6 points, SCA Band 3, 0.125 EFTSL
Postgraduate - Unit
Refer to the specific census and withdrawal dates for the semester(s) in which this unit is offered.
Not offered in 2017
This unit will provide an overview of the obligations under international law to provide protection to trade marks and a comparison of selected, key aspects of trade mark protection in Australia, the United States and the EU. Consequently, in relation to international law, it will examine the trade mark aspects of the TRIPS agreement (including consideration of geographical indications) and the Uniform Dispute Resolution Policy of ICANN relating to domain names. To a lesser extent, the unit will deal with the Paris Convention for the Protection of Industrial Property and the Madrid Protocol relating to multiple filings of trade mark applications. Selected, key aspects of comparison will include issues such as jurisdiction specific approaches to ownership, the requirements for registrability of trade marks such as shape trade marks and the different approaches to infringement, including dilution of trade marks and parallel importing. Other topics may include the registration and control of domain names. It is likely that, in light of Australian legislation and WTO challenges, the unit will also critically examine the arguments of the tobacco industry that international trade mark obligations prevent the implementation of plain packaging of cigarettes.

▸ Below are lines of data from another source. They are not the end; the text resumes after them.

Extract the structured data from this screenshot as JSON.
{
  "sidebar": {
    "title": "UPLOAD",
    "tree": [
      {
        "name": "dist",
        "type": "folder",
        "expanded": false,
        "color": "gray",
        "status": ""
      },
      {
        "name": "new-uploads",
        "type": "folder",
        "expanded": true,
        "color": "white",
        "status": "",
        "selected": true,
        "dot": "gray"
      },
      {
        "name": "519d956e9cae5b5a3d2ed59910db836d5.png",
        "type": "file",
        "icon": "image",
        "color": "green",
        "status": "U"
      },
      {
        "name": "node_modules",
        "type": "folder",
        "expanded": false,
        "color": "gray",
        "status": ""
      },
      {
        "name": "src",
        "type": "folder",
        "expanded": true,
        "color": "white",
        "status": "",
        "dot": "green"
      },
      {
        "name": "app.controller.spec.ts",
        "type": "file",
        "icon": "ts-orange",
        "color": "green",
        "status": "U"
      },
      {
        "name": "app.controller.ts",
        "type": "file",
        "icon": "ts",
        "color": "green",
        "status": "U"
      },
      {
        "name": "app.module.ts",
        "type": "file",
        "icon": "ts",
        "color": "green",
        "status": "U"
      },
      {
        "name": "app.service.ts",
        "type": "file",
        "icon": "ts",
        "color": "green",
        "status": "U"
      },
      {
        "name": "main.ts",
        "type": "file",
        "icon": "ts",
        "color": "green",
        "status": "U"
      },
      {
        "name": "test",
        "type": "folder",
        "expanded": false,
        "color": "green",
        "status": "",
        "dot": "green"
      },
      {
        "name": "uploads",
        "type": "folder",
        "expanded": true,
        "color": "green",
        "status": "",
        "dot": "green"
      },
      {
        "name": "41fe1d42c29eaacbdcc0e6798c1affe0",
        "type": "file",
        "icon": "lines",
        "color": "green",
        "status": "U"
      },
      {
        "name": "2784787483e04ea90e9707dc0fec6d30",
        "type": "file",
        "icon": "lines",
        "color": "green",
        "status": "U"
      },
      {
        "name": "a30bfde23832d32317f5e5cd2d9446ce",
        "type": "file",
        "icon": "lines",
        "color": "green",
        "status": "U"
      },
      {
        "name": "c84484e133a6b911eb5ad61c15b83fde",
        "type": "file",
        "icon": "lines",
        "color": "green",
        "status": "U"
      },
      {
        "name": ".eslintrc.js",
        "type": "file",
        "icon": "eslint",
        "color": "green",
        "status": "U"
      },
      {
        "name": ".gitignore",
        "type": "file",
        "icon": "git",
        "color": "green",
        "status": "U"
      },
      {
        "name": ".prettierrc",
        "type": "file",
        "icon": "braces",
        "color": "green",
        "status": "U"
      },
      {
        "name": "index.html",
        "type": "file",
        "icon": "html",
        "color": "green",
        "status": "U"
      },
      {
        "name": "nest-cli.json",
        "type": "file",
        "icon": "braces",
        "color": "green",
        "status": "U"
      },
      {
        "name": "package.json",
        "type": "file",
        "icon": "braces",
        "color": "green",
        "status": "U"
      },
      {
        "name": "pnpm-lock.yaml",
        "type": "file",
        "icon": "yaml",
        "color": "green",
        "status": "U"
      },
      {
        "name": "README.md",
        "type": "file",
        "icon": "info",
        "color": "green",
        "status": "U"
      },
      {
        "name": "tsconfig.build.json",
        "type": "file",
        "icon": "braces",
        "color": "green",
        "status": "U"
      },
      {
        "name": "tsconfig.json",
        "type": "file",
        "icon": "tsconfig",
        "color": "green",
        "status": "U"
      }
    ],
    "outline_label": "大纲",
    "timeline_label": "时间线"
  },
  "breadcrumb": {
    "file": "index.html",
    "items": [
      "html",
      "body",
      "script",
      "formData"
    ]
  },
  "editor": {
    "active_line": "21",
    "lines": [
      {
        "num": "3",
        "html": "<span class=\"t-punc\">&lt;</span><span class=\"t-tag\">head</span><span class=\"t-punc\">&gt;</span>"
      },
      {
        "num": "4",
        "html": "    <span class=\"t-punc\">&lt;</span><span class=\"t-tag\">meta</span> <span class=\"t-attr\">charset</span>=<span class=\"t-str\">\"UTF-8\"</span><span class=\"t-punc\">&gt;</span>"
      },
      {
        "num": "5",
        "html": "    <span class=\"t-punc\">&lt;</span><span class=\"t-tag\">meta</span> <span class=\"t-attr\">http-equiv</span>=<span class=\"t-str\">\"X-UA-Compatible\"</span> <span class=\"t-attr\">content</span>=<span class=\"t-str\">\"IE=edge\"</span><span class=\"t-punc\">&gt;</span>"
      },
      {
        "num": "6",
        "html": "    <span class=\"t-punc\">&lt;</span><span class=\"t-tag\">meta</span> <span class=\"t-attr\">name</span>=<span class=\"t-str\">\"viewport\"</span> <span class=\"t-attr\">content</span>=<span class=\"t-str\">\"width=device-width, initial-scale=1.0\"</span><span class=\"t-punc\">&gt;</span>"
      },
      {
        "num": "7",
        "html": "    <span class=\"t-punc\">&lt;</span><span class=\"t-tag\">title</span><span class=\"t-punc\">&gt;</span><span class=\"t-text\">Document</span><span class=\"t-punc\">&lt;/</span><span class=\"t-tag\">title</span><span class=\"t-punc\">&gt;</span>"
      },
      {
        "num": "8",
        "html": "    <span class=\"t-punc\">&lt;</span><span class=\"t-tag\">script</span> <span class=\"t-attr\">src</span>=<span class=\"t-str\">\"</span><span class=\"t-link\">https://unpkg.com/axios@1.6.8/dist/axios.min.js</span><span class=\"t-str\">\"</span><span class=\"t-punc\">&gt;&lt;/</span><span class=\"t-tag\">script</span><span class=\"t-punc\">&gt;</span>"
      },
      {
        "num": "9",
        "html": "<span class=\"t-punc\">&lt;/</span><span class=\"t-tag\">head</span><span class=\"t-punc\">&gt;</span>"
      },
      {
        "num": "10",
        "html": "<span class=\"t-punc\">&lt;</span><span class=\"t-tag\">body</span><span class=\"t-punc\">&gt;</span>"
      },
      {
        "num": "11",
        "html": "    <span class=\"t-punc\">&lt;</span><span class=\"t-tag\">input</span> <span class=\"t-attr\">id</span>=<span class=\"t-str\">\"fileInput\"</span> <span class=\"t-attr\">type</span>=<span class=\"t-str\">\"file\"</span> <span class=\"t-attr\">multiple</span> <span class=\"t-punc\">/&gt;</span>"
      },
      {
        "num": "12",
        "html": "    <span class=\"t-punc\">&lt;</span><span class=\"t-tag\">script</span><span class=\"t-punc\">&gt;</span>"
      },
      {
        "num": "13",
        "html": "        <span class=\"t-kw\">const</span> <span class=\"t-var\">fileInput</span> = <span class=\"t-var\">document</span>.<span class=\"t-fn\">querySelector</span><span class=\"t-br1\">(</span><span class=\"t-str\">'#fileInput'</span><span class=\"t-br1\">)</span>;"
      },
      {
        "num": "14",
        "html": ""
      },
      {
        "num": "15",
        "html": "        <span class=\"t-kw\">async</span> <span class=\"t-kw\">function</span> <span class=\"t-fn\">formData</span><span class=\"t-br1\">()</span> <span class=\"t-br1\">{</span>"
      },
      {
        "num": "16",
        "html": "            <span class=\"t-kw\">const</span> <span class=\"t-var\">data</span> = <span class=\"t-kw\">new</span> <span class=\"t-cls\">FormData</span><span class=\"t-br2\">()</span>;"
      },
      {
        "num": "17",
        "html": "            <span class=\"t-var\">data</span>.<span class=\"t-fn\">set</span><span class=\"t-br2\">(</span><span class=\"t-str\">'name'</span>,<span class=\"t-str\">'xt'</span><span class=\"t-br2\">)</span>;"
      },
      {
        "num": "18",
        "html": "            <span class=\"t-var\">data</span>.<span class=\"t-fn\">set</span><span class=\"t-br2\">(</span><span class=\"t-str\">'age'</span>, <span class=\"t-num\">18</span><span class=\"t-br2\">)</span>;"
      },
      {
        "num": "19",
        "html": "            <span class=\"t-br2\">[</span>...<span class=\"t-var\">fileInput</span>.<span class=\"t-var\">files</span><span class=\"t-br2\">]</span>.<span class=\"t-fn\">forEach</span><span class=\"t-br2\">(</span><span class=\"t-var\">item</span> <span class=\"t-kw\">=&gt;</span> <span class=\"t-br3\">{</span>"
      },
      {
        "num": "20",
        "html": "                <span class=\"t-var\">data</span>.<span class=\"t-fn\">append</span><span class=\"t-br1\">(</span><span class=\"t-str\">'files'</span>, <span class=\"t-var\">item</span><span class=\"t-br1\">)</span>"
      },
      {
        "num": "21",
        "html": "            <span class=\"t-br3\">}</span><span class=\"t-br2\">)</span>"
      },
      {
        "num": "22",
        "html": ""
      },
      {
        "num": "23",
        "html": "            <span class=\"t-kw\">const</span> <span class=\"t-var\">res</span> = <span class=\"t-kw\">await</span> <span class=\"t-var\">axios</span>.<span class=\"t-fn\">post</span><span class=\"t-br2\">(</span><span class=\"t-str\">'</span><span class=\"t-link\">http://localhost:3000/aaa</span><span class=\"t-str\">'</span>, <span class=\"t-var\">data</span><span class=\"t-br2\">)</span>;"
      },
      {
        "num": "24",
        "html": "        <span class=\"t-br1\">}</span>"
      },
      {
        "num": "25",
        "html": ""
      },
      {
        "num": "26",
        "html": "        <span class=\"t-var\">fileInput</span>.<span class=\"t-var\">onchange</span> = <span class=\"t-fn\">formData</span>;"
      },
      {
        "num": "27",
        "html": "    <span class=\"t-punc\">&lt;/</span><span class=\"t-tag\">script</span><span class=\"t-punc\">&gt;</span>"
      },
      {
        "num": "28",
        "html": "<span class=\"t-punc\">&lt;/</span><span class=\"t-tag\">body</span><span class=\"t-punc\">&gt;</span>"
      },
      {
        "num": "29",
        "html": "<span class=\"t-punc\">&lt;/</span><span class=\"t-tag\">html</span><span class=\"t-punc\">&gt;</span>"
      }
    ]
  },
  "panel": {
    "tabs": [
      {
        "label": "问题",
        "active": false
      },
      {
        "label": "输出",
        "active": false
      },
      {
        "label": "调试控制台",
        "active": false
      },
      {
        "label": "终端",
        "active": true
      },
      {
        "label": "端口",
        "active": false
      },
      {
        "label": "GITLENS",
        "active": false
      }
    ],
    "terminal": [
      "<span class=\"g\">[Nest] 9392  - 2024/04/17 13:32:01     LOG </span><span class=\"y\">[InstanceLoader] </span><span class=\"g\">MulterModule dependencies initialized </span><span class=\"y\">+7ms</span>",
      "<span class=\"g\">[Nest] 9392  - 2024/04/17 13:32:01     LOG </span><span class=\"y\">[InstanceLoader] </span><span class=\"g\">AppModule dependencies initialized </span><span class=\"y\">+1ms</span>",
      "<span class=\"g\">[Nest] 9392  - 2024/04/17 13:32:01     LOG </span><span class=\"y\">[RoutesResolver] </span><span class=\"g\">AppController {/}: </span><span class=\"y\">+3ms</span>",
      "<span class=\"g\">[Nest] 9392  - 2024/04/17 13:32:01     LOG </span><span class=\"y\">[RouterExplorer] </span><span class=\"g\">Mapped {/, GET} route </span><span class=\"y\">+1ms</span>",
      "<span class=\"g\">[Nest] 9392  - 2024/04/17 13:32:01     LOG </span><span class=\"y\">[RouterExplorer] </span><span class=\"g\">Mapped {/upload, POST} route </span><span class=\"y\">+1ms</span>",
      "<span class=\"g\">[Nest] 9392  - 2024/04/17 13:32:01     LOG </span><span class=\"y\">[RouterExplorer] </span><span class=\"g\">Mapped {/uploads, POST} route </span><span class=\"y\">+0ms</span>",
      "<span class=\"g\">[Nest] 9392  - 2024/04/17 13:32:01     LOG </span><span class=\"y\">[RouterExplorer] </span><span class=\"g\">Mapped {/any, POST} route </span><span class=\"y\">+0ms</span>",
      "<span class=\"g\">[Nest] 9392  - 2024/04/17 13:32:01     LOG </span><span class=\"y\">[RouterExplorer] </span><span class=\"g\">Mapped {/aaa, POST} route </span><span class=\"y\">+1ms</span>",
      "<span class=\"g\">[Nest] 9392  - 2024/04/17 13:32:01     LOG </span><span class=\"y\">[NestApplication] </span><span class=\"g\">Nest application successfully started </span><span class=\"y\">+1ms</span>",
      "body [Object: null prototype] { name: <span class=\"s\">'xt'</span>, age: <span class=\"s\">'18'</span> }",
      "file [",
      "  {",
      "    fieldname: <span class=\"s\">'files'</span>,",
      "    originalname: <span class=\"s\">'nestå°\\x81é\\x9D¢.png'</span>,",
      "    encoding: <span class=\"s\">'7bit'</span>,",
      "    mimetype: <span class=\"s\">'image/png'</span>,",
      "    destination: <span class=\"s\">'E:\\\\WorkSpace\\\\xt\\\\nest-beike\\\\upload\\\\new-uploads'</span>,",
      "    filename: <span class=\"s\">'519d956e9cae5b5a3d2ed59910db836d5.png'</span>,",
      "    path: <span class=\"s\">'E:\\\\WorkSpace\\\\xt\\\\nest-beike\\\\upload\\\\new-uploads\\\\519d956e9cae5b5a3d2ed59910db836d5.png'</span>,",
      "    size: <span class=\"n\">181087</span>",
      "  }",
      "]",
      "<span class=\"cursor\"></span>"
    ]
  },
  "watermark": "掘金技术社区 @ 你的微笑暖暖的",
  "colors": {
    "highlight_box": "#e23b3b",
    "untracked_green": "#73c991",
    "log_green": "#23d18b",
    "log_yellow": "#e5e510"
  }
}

On completion of this subject, students will be able to:
- Apply knowledge and understanding of the law relating to trademarks both internationally and in relation to selected jurisdictions, notably, Australia, the United Kingdom and the United State, demonstrating sophisticated awareness of the theoretical and policy concerns underpinning key areas of international and comparative trademark law;
- Investigate, analyse and synthesise complex information concerning the application of selected areas of trademark law, both internationally as manifested in the major international treaties of TRIPS and the Paris Convention and in the selected jurisdictions;
- Conduct research into issues relating to the application of comparative law and policy to trademark law; and
- Use cognitive, technical and creative skills to solve complex problems relating to trademark law and policy.
Attendance requirement: students who fail to attend at least 80% of the classes in this unit (ie who miss 3 or more classes) will receive a result of 0 N for the unit. Students who are unable to meet this requirement due to severe illness or other exceptional circumstances must make an application for in-semester special consideration with supporting documentation.
- Class participation: 10%
- One assignment (750 words): 10%
- One research assignment (6000 words): 80%
Students will be required to attend 36 hours of seminars, and undertake approximately an additional 108 hours of private study, including reading, class preparation, assignment preparation and revision time over the duration of the course.
Professor Mark Davison Research ProfileResearch Profile (http://www.monash.edu/research/people/profiles/profile.html?sid=585&pid=2732)